Task directions. Where a line of the entries holds the string "JSON", copy that line.

Study material.
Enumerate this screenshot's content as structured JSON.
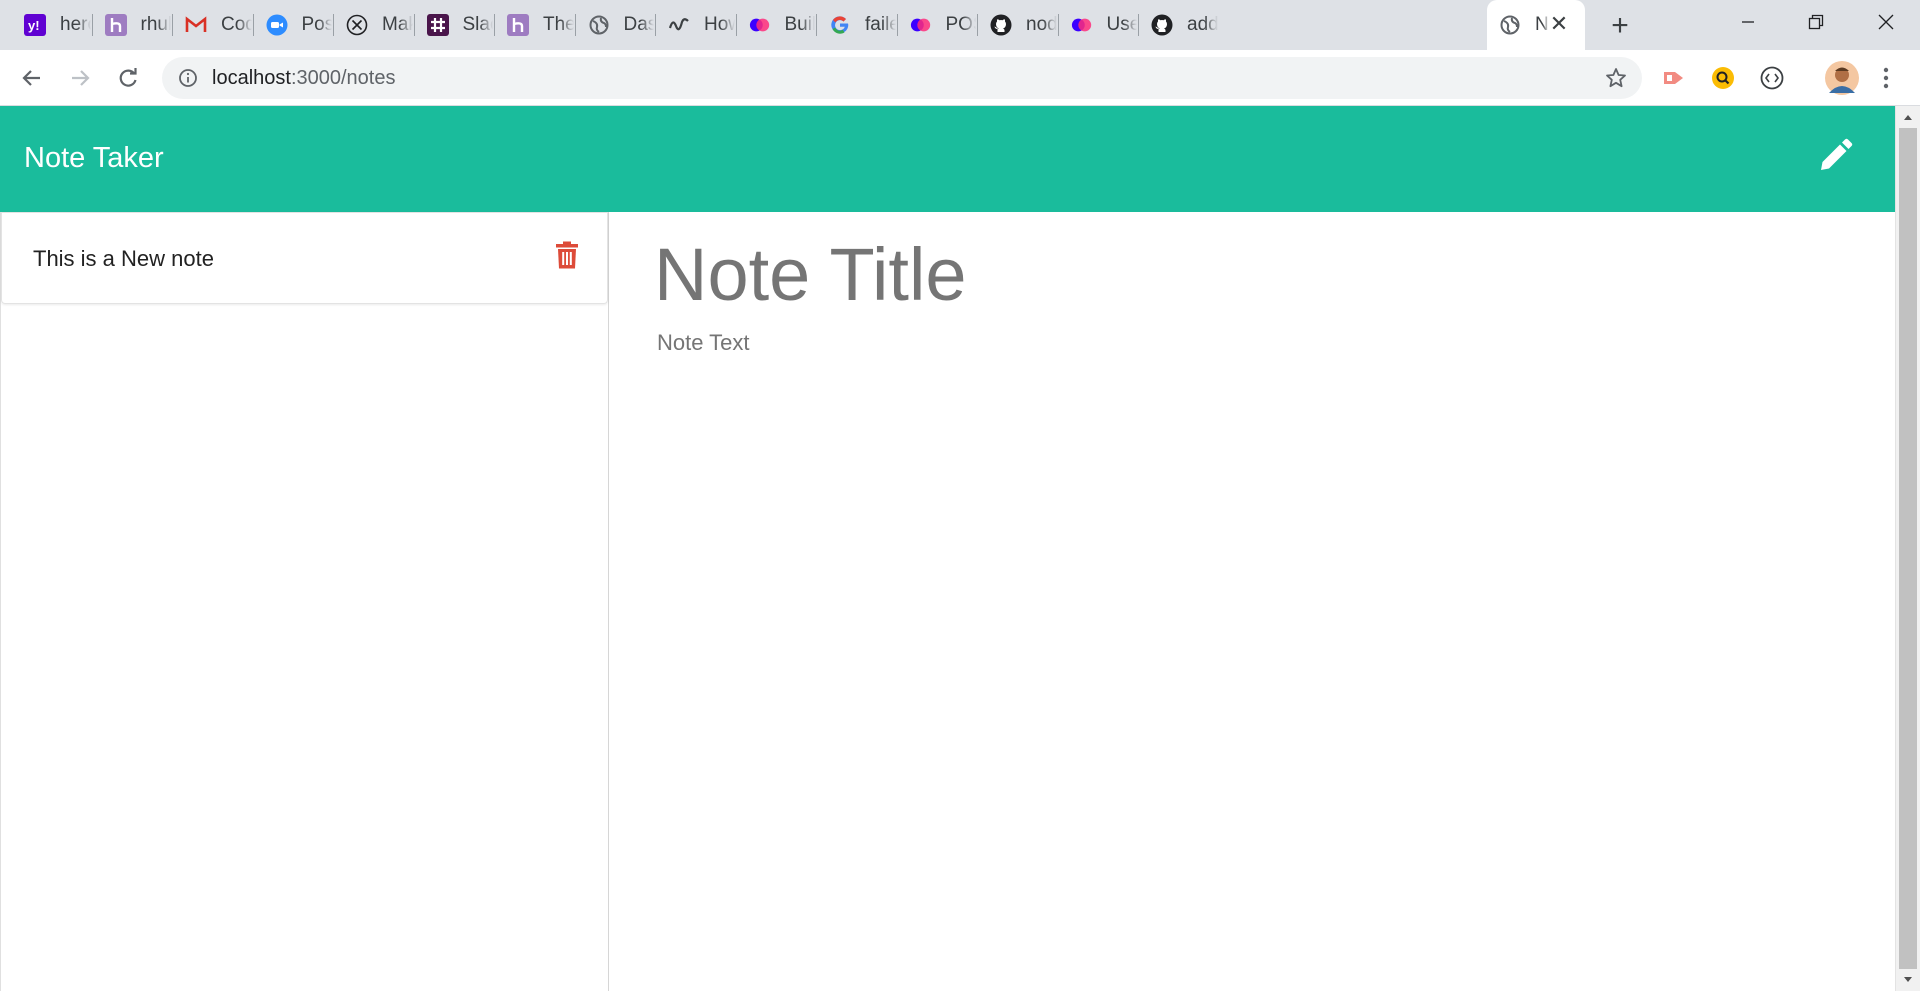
{
  "browser": {
    "tabs": [
      {
        "label": "herol",
        "icon": "yahoo-icon",
        "color": "#6001d2"
      },
      {
        "label": "rhub",
        "icon": "heroku-icon",
        "color": "#9e7cc1"
      },
      {
        "label": "Codi",
        "icon": "gmail-icon",
        "color": "#d93025"
      },
      {
        "label": "Post",
        "icon": "zoom-icon",
        "color": "#2d8cff"
      },
      {
        "label": "Maki",
        "icon": "x-circle-icon",
        "color": "#202124"
      },
      {
        "label": "Slack",
        "icon": "slack-icon",
        "color": "#4a154b"
      },
      {
        "label": "The I",
        "icon": "heroku-icon",
        "color": "#9e7cc1"
      },
      {
        "label": "Dash",
        "icon": "globe-icon",
        "color": "#5f6368"
      },
      {
        "label": "How",
        "icon": "wave-icon",
        "color": "#3c4043"
      },
      {
        "label": "Build",
        "icon": "postman-icon",
        "color": "#3b00ff"
      },
      {
        "label": "failed",
        "icon": "google-icon",
        "color": "#4285f4"
      },
      {
        "label": "POST",
        "icon": "postman-icon",
        "color": "#3b00ff"
      },
      {
        "label": "node",
        "icon": "github-icon",
        "color": "#202124"
      },
      {
        "label": "Use I",
        "icon": "postman-icon",
        "color": "#3b00ff"
      },
      {
        "label": "adde",
        "icon": "github-icon",
        "color": "#202124"
      }
    ],
    "active_tab": {
      "label": "N",
      "icon": "globe-icon"
    },
    "address": {
      "host": "localhost",
      "path": ":3000/notes"
    }
  },
  "app": {
    "title": "Note Taker",
    "accent_color": "#1abc9c",
    "notes": [
      {
        "title": "This is a New note"
      }
    ],
    "editor": {
      "title_placeholder": "Note Title",
      "text_placeholder": "Note Text"
    },
    "delete_color": "#dd4b39"
  }
}
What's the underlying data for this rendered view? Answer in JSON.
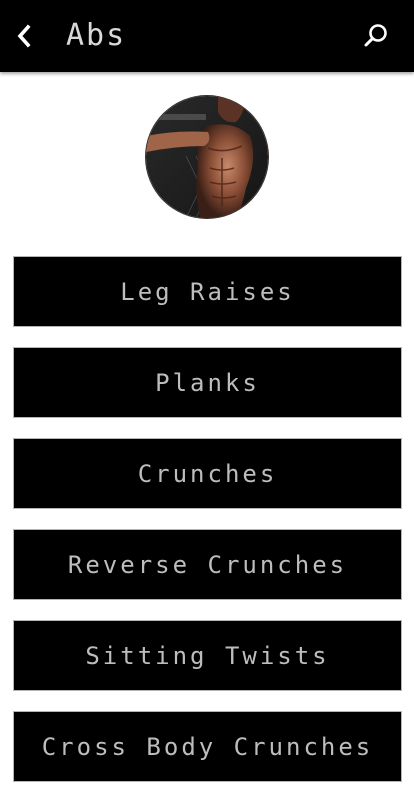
{
  "header": {
    "title": "Abs",
    "back_icon": "chevron-left-icon",
    "search_icon": "search-icon",
    "background_color": "#000000",
    "title_color": "#d9d9d9"
  },
  "avatar": {
    "description_icon": "fitness-avatar"
  },
  "exercises": [
    {
      "label": "Leg Raises"
    },
    {
      "label": "Planks"
    },
    {
      "label": "Crunches"
    },
    {
      "label": "Reverse Crunches"
    },
    {
      "label": "Sitting Twists"
    },
    {
      "label": "Cross Body Crunches"
    }
  ],
  "colors": {
    "button_bg": "#000000",
    "button_text": "#bdbdbd",
    "page_bg": "#ffffff"
  }
}
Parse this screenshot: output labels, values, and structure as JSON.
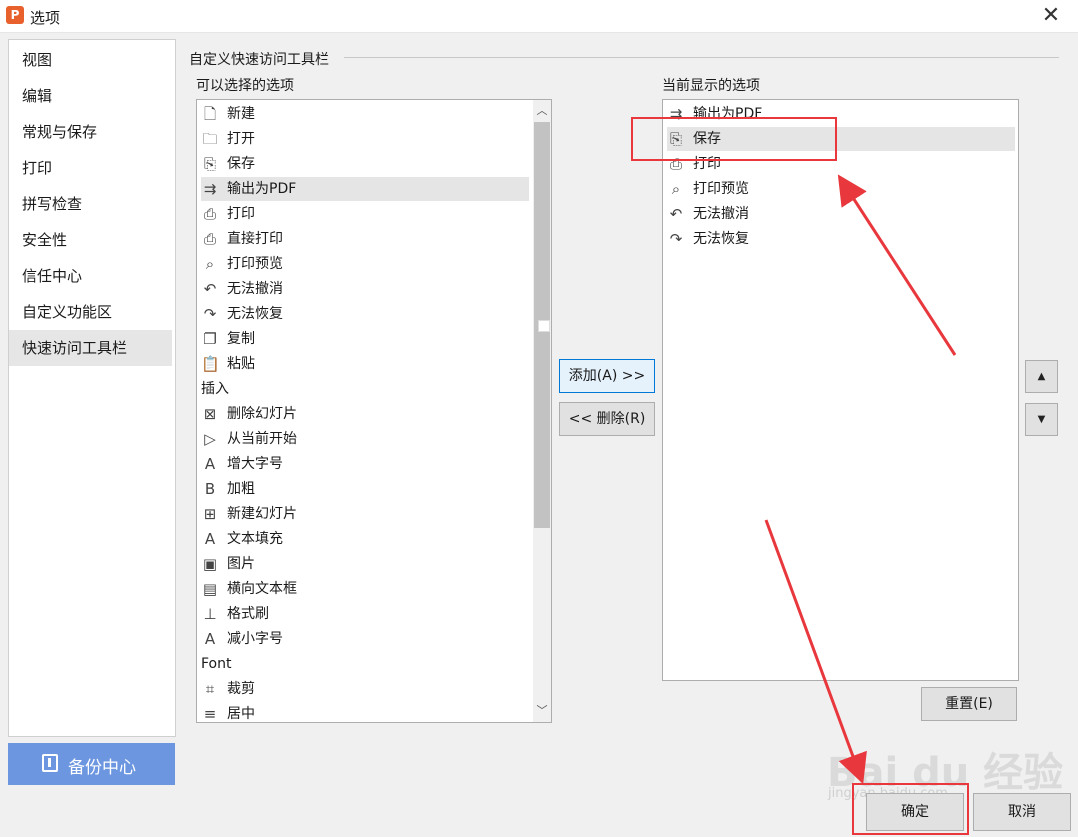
{
  "window": {
    "title": "选项",
    "app_icon_letter": "P"
  },
  "nav": {
    "items": [
      {
        "label": "视图"
      },
      {
        "label": "编辑"
      },
      {
        "label": "常规与保存"
      },
      {
        "label": "打印"
      },
      {
        "label": "拼写检查"
      },
      {
        "label": "安全性"
      },
      {
        "label": "信任中心"
      },
      {
        "label": "自定义功能区"
      },
      {
        "label": "快速访问工具栏",
        "active": true
      }
    ],
    "backup_label": "备份中心"
  },
  "section_title": "自定义快速访问工具栏",
  "available": {
    "label": "可以选择的选项",
    "items": [
      {
        "label": "新建",
        "icon": "new-doc-icon"
      },
      {
        "label": "打开",
        "icon": "folder-icon"
      },
      {
        "label": "保存",
        "icon": "save-icon"
      },
      {
        "label": "输出为PDF",
        "icon": "pdf-export-icon",
        "selected": true
      },
      {
        "label": "打印",
        "icon": "printer-icon"
      },
      {
        "label": "直接打印",
        "icon": "direct-print-icon"
      },
      {
        "label": "打印预览",
        "icon": "print-preview-icon"
      },
      {
        "label": "无法撤消",
        "icon": "undo-icon"
      },
      {
        "label": "无法恢复",
        "icon": "redo-icon"
      },
      {
        "label": "复制",
        "icon": "copy-icon"
      },
      {
        "label": "粘贴",
        "icon": "paste-icon"
      },
      {
        "label": "插入",
        "icon": "",
        "category": true
      },
      {
        "label": "删除幻灯片",
        "icon": "delete-slide-icon"
      },
      {
        "label": "从当前开始",
        "icon": "play-icon"
      },
      {
        "label": "增大字号",
        "icon": "font-increase-icon"
      },
      {
        "label": "加粗",
        "icon": "bold-icon"
      },
      {
        "label": "新建幻灯片",
        "icon": "new-slide-icon"
      },
      {
        "label": "文本填充",
        "icon": "text-fill-icon"
      },
      {
        "label": "图片",
        "icon": "picture-icon"
      },
      {
        "label": "横向文本框",
        "icon": "textbox-icon"
      },
      {
        "label": "格式刷",
        "icon": "format-painter-icon"
      },
      {
        "label": "减小字号",
        "icon": "font-decrease-icon"
      },
      {
        "label": "Font",
        "icon": "",
        "category": true
      },
      {
        "label": "裁剪",
        "icon": "crop-icon"
      },
      {
        "label": "居中",
        "icon": "align-center-icon"
      }
    ]
  },
  "current": {
    "label": "当前显示的选项",
    "items": [
      {
        "label": "输出为PDF",
        "icon": "pdf-export-icon"
      },
      {
        "label": "保存",
        "icon": "save-icon",
        "selected": true
      },
      {
        "label": "打印",
        "icon": "printer-icon"
      },
      {
        "label": "打印预览",
        "icon": "print-preview-icon"
      },
      {
        "label": "无法撤消",
        "icon": "undo-icon"
      },
      {
        "label": "无法恢复",
        "icon": "redo-icon"
      }
    ]
  },
  "buttons": {
    "add": "添加(A) >>",
    "remove": "<< 删除(R)",
    "reset": "重置(E)",
    "ok": "确定",
    "cancel": "取消"
  },
  "watermark": {
    "text": "Bai du 经验",
    "sub": "jingyan.baidu.com"
  },
  "colors": {
    "accent": "#6c96e0",
    "annotation": "#e8383d",
    "selection": "#e5e5e5"
  }
}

Answer space.
Enumerate this screenshot's content as structured JSON.
What's the underlying data for this rendered view? Answer in JSON.
Parse this screenshot: output labels, values, and structure as JSON.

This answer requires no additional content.